Champions · From January 2005 ­­— Trojan fans celebrate the football team’s 2004 National Championship victory in front of Tommy Trojan. The victory was the second consecutive national title for USC football. | Photo courtesy of Joel Zink

Despite the recent economic decline, an independent study has found that USC’s economic impact on the Los Angeles area has risen nearly $1 billion in three years.

A study conducted by Economic Research Associates found that USC — the city’s largest private sector employer — has an economic impact of $4.9 billion per year on the region, compared with a $4 billion economic impact in 2006.

Economic impact measures the effect on employment, income and spending generated by a decision or policy. The study of USC’s economic impact measured the effect on spending and employment in the surrounding area relative to USC’s projects, spending and policies.

The study accounted for USC’s operational expenditures, but did not include the direct spending or impact of USC’s affiliated hospitals. According to the study, for every dollar USC spent in Los Angeles County, an output of 63 cents was generated somewhere else in the regional economy.

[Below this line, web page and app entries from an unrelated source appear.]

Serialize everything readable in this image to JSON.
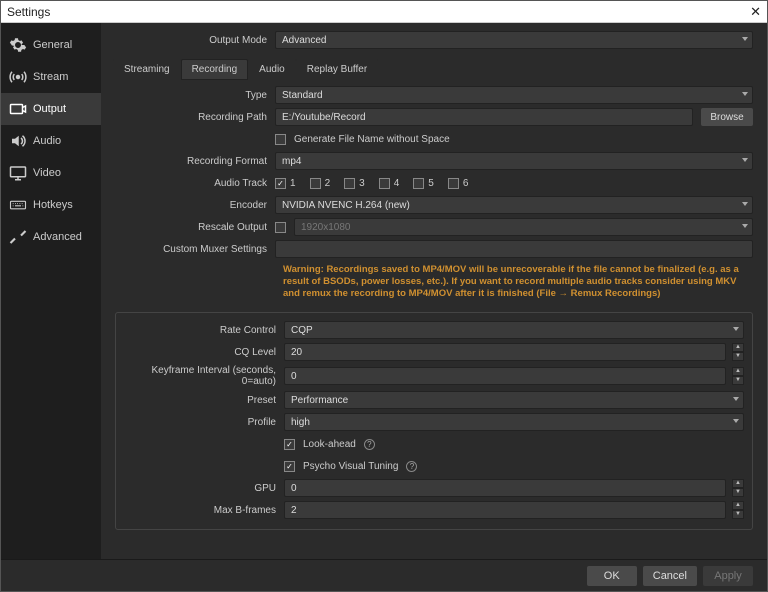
{
  "window": {
    "title": "Settings",
    "close_glyph": "✕"
  },
  "sidebar": {
    "items": [
      {
        "label": "General"
      },
      {
        "label": "Stream"
      },
      {
        "label": "Output"
      },
      {
        "label": "Audio"
      },
      {
        "label": "Video"
      },
      {
        "label": "Hotkeys"
      },
      {
        "label": "Advanced"
      }
    ]
  },
  "output_mode": {
    "label": "Output Mode",
    "value": "Advanced"
  },
  "tabs": {
    "streaming": "Streaming",
    "recording": "Recording",
    "audio": "Audio",
    "replay": "Replay Buffer"
  },
  "fields": {
    "type": {
      "label": "Type",
      "value": "Standard"
    },
    "recording_path": {
      "label": "Recording Path",
      "value": "E:/Youtube/Record",
      "browse": "Browse"
    },
    "gen_filename": {
      "label": "Generate File Name without Space",
      "checked": false
    },
    "recording_format": {
      "label": "Recording Format",
      "value": "mp4"
    },
    "audio_track": {
      "label": "Audio Track",
      "tracks": [
        {
          "n": "1",
          "checked": true
        },
        {
          "n": "2",
          "checked": false
        },
        {
          "n": "3",
          "checked": false
        },
        {
          "n": "4",
          "checked": false
        },
        {
          "n": "5",
          "checked": false
        },
        {
          "n": "6",
          "checked": false
        }
      ]
    },
    "encoder": {
      "label": "Encoder",
      "value": "NVIDIA NVENC H.264 (new)"
    },
    "rescale_output": {
      "label": "Rescale Output",
      "checked": false,
      "value": "1920x1080"
    },
    "custom_muxer": {
      "label": "Custom Muxer Settings",
      "value": ""
    }
  },
  "warning_text": "Warning: Recordings saved to MP4/MOV will be unrecoverable if the file cannot be finalized (e.g. as a result of BSODs, power losses, etc.). If you want to record multiple audio tracks consider using MKV and remux the recording to MP4/MOV after it is finished (File → Remux Recordings)",
  "encoder_settings": {
    "rate_control": {
      "label": "Rate Control",
      "value": "CQP"
    },
    "cq_level": {
      "label": "CQ Level",
      "value": "20"
    },
    "keyframe": {
      "label": "Keyframe Interval (seconds, 0=auto)",
      "value": "0"
    },
    "preset": {
      "label": "Preset",
      "value": "Performance"
    },
    "profile": {
      "label": "Profile",
      "value": "high"
    },
    "lookahead": {
      "label": "Look-ahead",
      "checked": true
    },
    "psycho": {
      "label": "Psycho Visual Tuning",
      "checked": true
    },
    "gpu": {
      "label": "GPU",
      "value": "0"
    },
    "max_b": {
      "label": "Max B-frames",
      "value": "2"
    }
  },
  "footer": {
    "ok": "OK",
    "cancel": "Cancel",
    "apply": "Apply"
  }
}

Councilman Bernard Parks, whose district includes USC, attributed the increase in economic impact to the construction happening all around campus. He added, however, that USC has always been a positive force in the Los Angeles economy.

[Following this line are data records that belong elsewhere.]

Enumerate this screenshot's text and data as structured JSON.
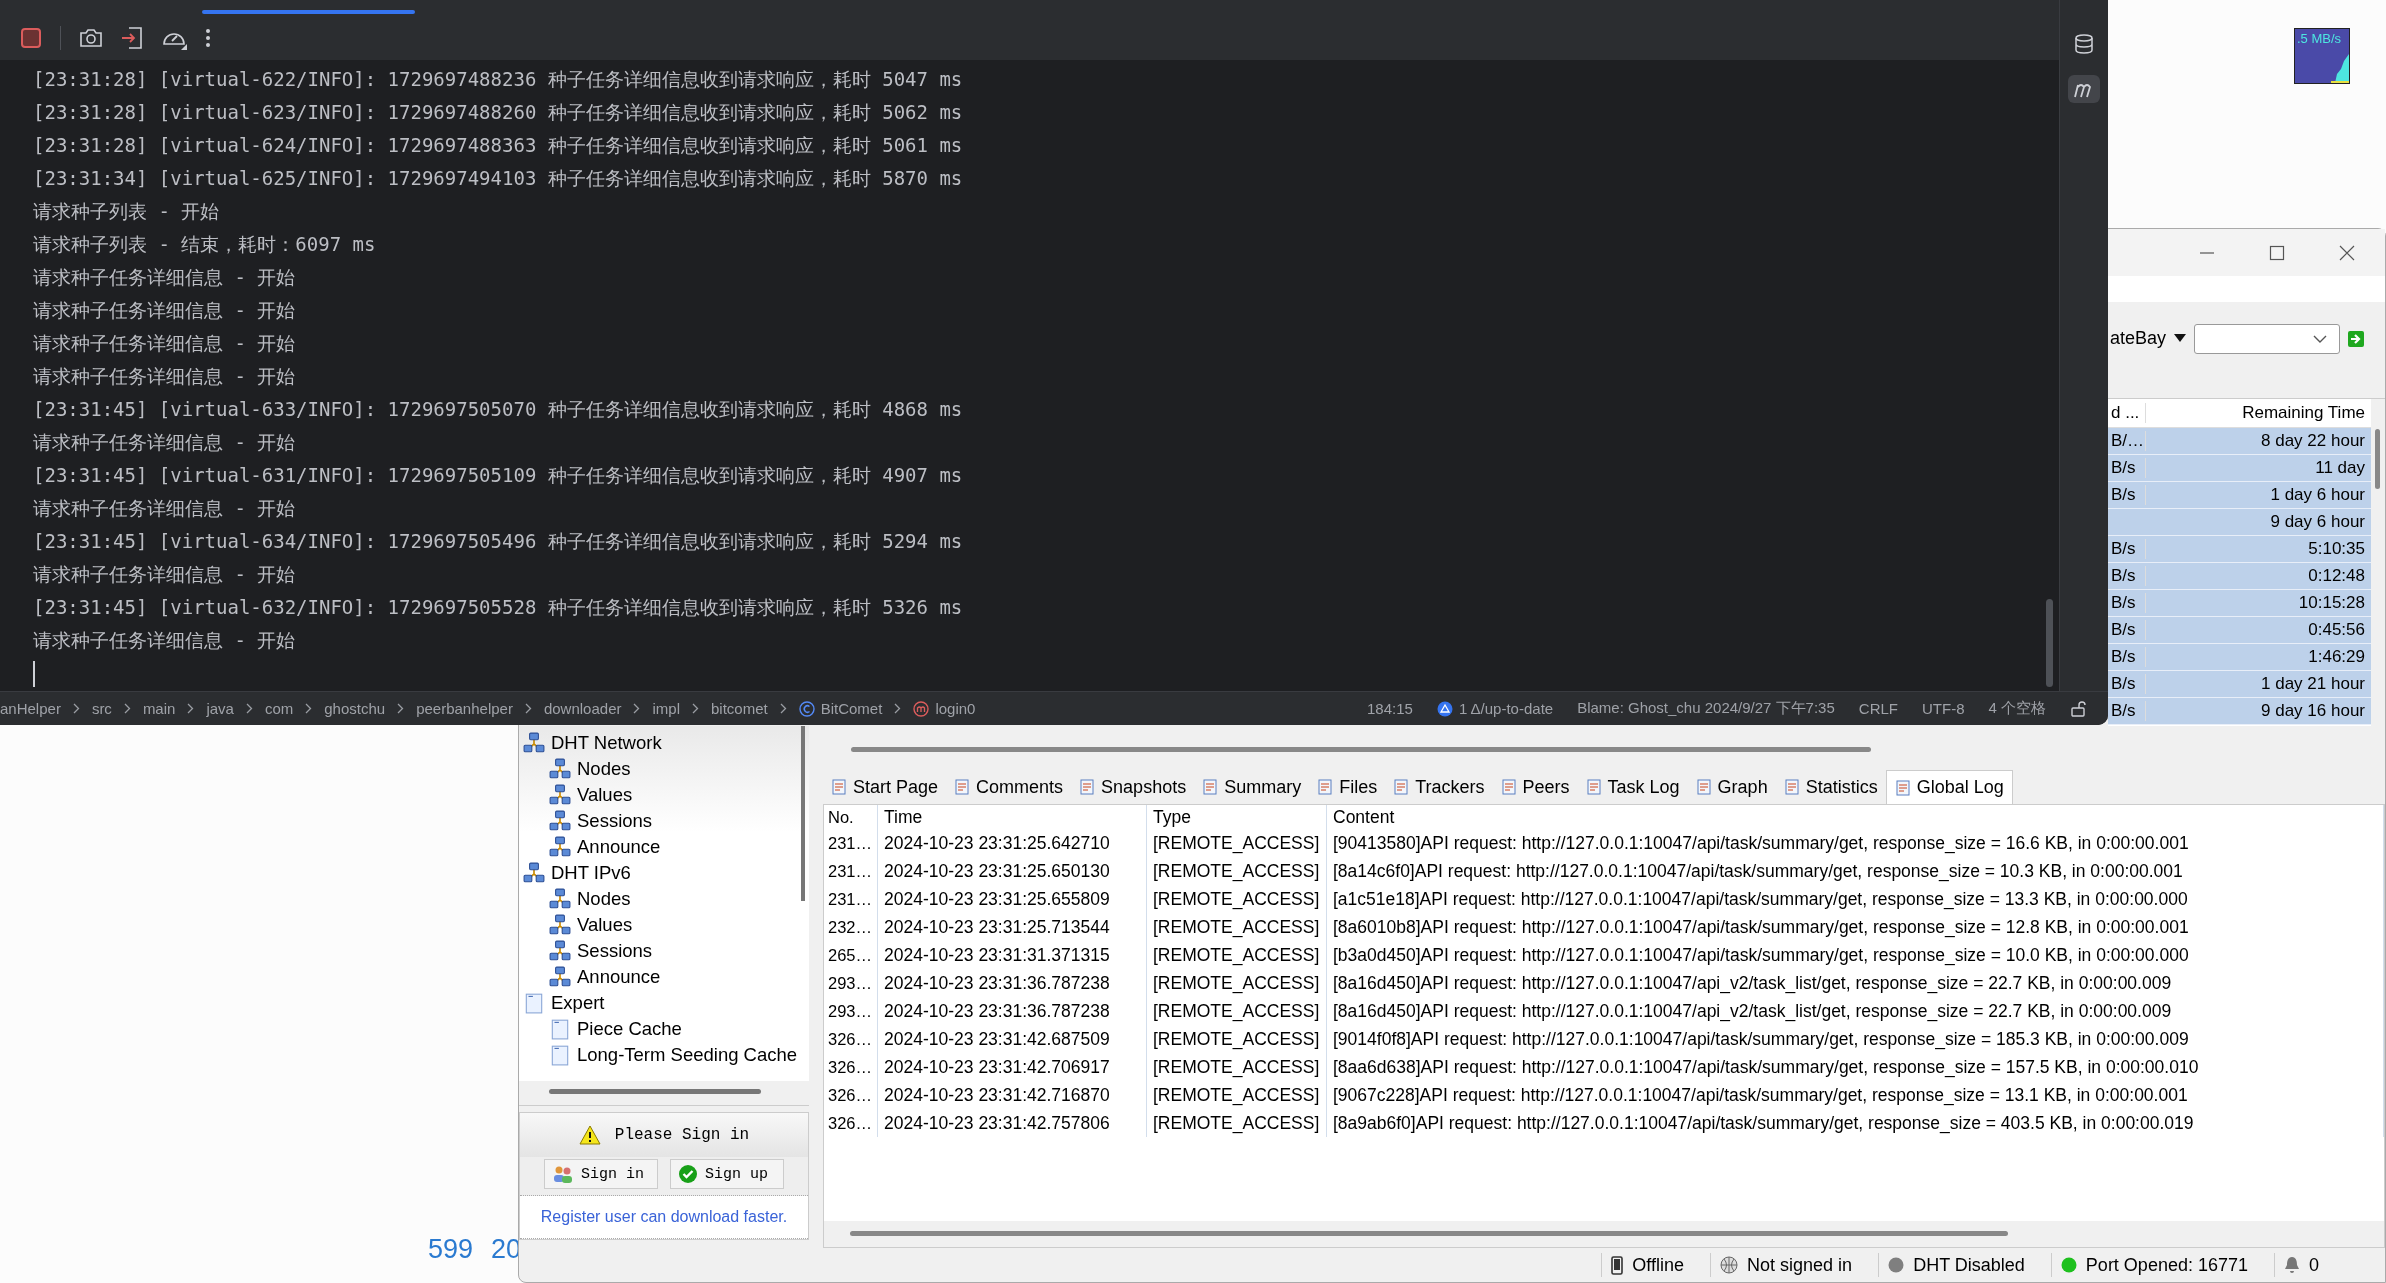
{
  "ide": {
    "terminal": {
      "lines": [
        "[23:31:28] [virtual-622/INFO]: 1729697488236 种子任务详细信息收到请求响应，耗时 5047 ms",
        "[23:31:28] [virtual-623/INFO]: 1729697488260 种子任务详细信息收到请求响应，耗时 5062 ms",
        "[23:31:28] [virtual-624/INFO]: 1729697488363 种子任务详细信息收到请求响应，耗时 5061 ms",
        "[23:31:34] [virtual-625/INFO]: 1729697494103 种子任务详细信息收到请求响应，耗时 5870 ms",
        "请求种子列表 - 开始",
        "请求种子列表 - 结束，耗时：6097 ms",
        "请求种子任务详细信息 - 开始",
        "请求种子任务详细信息 - 开始",
        "请求种子任务详细信息 - 开始",
        "请求种子任务详细信息 - 开始",
        "[23:31:45] [virtual-633/INFO]: 1729697505070 种子任务详细信息收到请求响应，耗时 4868 ms",
        "请求种子任务详细信息 - 开始",
        "[23:31:45] [virtual-631/INFO]: 1729697505109 种子任务详细信息收到请求响应，耗时 4907 ms",
        "请求种子任务详细信息 - 开始",
        "[23:31:45] [virtual-634/INFO]: 1729697505496 种子任务详细信息收到请求响应，耗时 5294 ms",
        "请求种子任务详细信息 - 开始",
        "[23:31:45] [virtual-632/INFO]: 1729697505528 种子任务详细信息收到请求响应，耗时 5326 ms",
        "请求种子任务详细信息 - 开始"
      ]
    },
    "breadcrumb": [
      {
        "label": "anHelper"
      },
      {
        "label": "src"
      },
      {
        "label": "main"
      },
      {
        "label": "java"
      },
      {
        "label": "com"
      },
      {
        "label": "ghostchu"
      },
      {
        "label": "peerbanhelper"
      },
      {
        "label": "downloader"
      },
      {
        "label": "impl"
      },
      {
        "label": "bitcomet"
      },
      {
        "label": "BitComet",
        "kind": "class"
      },
      {
        "label": "login0",
        "kind": "method"
      }
    ],
    "status": [
      {
        "label": "184:15"
      },
      {
        "label": "1 Δ/up-to-date",
        "kind": "vcs"
      },
      {
        "label": "Blame: Ghost_chu 2024/9/27 下午7:35"
      },
      {
        "label": "CRLF"
      },
      {
        "label": "UTF-8"
      },
      {
        "label": "4 个空格"
      }
    ]
  },
  "speed_widget": {
    "text": ".5 MB/s"
  },
  "desktop": {
    "texts": [
      "599",
      "20"
    ]
  },
  "bitcomet": {
    "search": {
      "site": "ateBay"
    },
    "task_table": {
      "columns": [
        "d ...",
        "Remaining Time"
      ],
      "rows": [
        {
          "column_1": "B/…",
          "remaining_time": "8 day 22 hour",
          "selected": true
        },
        {
          "column_1": "B/s",
          "remaining_time": "11 day",
          "selected": true
        },
        {
          "column_1": "B/s",
          "remaining_time": "1 day 6 hour",
          "selected": true
        },
        {
          "remaining_time": "9 day 6 hour",
          "selected": true
        },
        {
          "column_1": "B/s",
          "remaining_time": "5:10:35",
          "selected": true
        },
        {
          "column_1": "B/s",
          "remaining_time": "0:12:48",
          "selected": true
        },
        {
          "column_1": "B/s",
          "remaining_time": "10:15:28",
          "selected": true
        },
        {
          "column_1": "B/s",
          "remaining_time": "0:45:56",
          "selected": true
        },
        {
          "column_1": "B/s",
          "remaining_time": "1:46:29",
          "selected": true
        },
        {
          "column_1": "B/s",
          "remaining_time": "1 day 21 hour",
          "selected": true
        },
        {
          "column_1": "B/s",
          "remaining_time": "9 day 16 hour",
          "selected": true
        }
      ]
    },
    "tree": [
      {
        "label": "DHT Network",
        "kind": "network",
        "children": [
          {
            "label": "Nodes",
            "kind": "network"
          },
          {
            "label": "Values",
            "kind": "network"
          },
          {
            "label": "Sessions",
            "kind": "network"
          },
          {
            "label": "Announce",
            "kind": "network"
          }
        ]
      },
      {
        "label": "DHT IPv6",
        "kind": "network",
        "children": [
          {
            "label": "Nodes",
            "kind": "network"
          },
          {
            "label": "Values",
            "kind": "network"
          },
          {
            "label": "Sessions",
            "kind": "network"
          },
          {
            "label": "Announce",
            "kind": "network"
          }
        ]
      },
      {
        "label": "Expert",
        "kind": "page",
        "children": [
          {
            "label": "Piece Cache",
            "kind": "page"
          },
          {
            "label": "Long-Term Seeding Cache",
            "kind": "page"
          }
        ]
      }
    ],
    "sign_in": {
      "title": "Please Sign in",
      "sign_in_button": "Sign in",
      "sign_up_button": "Sign up",
      "link": "Register user can download faster."
    },
    "tabs": [
      {
        "label": "Start Page",
        "selected": false
      },
      {
        "label": "Comments",
        "selected": false
      },
      {
        "label": "Snapshots",
        "selected": false
      },
      {
        "label": "Summary",
        "selected": false
      },
      {
        "label": "Files",
        "selected": false
      },
      {
        "label": "Trackers",
        "selected": false
      },
      {
        "label": "Peers",
        "selected": false
      },
      {
        "label": "Task Log",
        "selected": false
      },
      {
        "label": "Graph",
        "selected": false
      },
      {
        "label": "Statistics",
        "selected": false
      },
      {
        "label": "Global Log",
        "selected": true
      }
    ],
    "log_table": {
      "columns": [
        "No.",
        "Time",
        "Type",
        "Content"
      ],
      "rows": [
        [
          "231…",
          "2024-10-23 23:31:25.642710",
          "[REMOTE_ACCESS]",
          "[90413580]API request: http://127.0.0.1:10047/api/task/summary/get, response_size = 16.6 KB, in 0:00:00.001"
        ],
        [
          "231…",
          "2024-10-23 23:31:25.650130",
          "[REMOTE_ACCESS]",
          "[8a14c6f0]API request: http://127.0.0.1:10047/api/task/summary/get, response_size = 10.3 KB, in 0:00:00.001"
        ],
        [
          "231…",
          "2024-10-23 23:31:25.655809",
          "[REMOTE_ACCESS]",
          "[a1c51e18]API request: http://127.0.0.1:10047/api/task/summary/get, response_size = 13.3 KB, in 0:00:00.000"
        ],
        [
          "232…",
          "2024-10-23 23:31:25.713544",
          "[REMOTE_ACCESS]",
          "[8a6010b8]API request: http://127.0.0.1:10047/api/task/summary/get, response_size = 12.8 KB, in 0:00:00.001"
        ],
        [
          "265…",
          "2024-10-23 23:31:31.371315",
          "[REMOTE_ACCESS]",
          "[b3a0d450]API request: http://127.0.0.1:10047/api/task/summary/get, response_size = 10.0 KB, in 0:00:00.000"
        ],
        [
          "293…",
          "2024-10-23 23:31:36.787238",
          "[REMOTE_ACCESS]",
          "[8a16d450]API request: http://127.0.0.1:10047/api_v2/task_list/get, response_size = 22.7 KB, in 0:00:00.009"
        ],
        [
          "293…",
          "2024-10-23 23:31:36.787238",
          "[REMOTE_ACCESS]",
          "[8a16d450]API request: http://127.0.0.1:10047/api_v2/task_list/get, response_size = 22.7 KB, in 0:00:00.009"
        ],
        [
          "326…",
          "2024-10-23 23:31:42.687509",
          "[REMOTE_ACCESS]",
          "[9014f0f8]API request: http://127.0.0.1:10047/api/task/summary/get, response_size = 185.3 KB, in 0:00:00.009"
        ],
        [
          "326…",
          "2024-10-23 23:31:42.706917",
          "[REMOTE_ACCESS]",
          "[8aa6d638]API request: http://127.0.0.1:10047/api/task/summary/get, response_size = 157.5 KB, in 0:00:00.010"
        ],
        [
          "326…",
          "2024-10-23 23:31:42.716870",
          "[REMOTE_ACCESS]",
          "[9067c228]API request: http://127.0.0.1:10047/api/task/summary/get, response_size = 13.1 KB, in 0:00:00.001"
        ],
        [
          "326…",
          "2024-10-23 23:31:42.757806",
          "[REMOTE_ACCESS]",
          "[8a9ab6f0]API request: http://127.0.0.1:10047/api/task/summary/get, response_size = 403.5 KB, in 0:00:00.019"
        ]
      ]
    },
    "status_bar": [
      {
        "label": "Offline",
        "kind": "phone"
      },
      {
        "label": "Not signed in",
        "kind": "globe"
      },
      {
        "label": "DHT Disabled",
        "kind": "dot",
        "color": "#7f7f7f"
      },
      {
        "label": "Port Opened: 16771",
        "kind": "dot",
        "color": "#1ec01e"
      },
      {
        "label": "0",
        "kind": "bell"
      }
    ]
  }
}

“The hiring of students and the hiring of locals, those have been a staple for a long time in the Los Angeles region,” Parks said. “There’s a very positive impact USC makes anywhere from the adoption of local schools, the maintenance of their campus and the area around it and the benefits of having some 40,000 students in the local area supporting businesses.”

During the 2008 fiscal year, the study found USC spent $130 million on capital projects. Other expenditures included $21 billion in total direct spending, $1 billion in wage and payroll expenditures and $430 million in purchasing expenditures.

Students and visitors also contributed to the university’s economic impact, as students spent $503 million for goods and services and visitors spent about $12 million.

James Grant, director of USC Media Relations, said the university has always had a large economic impact.

“USC has been a major part of the community since, well, more than 125 years,” Grant said. “The bottom line is that USC and its economic impact is a bright spot in what is a very uncertain economy right now … Despite economic issues, USC continues to help fuel this local and regional and national economy.”

Parks said the economic and cultural contributions that USC makes as a corporate citizen of Los Angeles have a very positive impact on the surrounding area.

“[A corporate citizen is] somebody that understands their mission as it relates to their particular job, but is always looking to incorporate the local community in the configuration of their decision-making,” Parks said. “The USC community is not just an inclusive group that grinds out students, gets tuition and goes home … they’re also giving as much as they’re getting from the community.”

Aaron Yee, a senior majoring in public policy, management and planning, said the economic impact USC has on its surrounding area is probably the most significant effect USC has on its community.

“It’s definitely the economic generation that the university brings to the city, since suburbanization and sprawl have taken so much industry and financial resources away from the city core,” Yee said. “I think USC and its needs are serving as a catalyst for revitalization of this area.”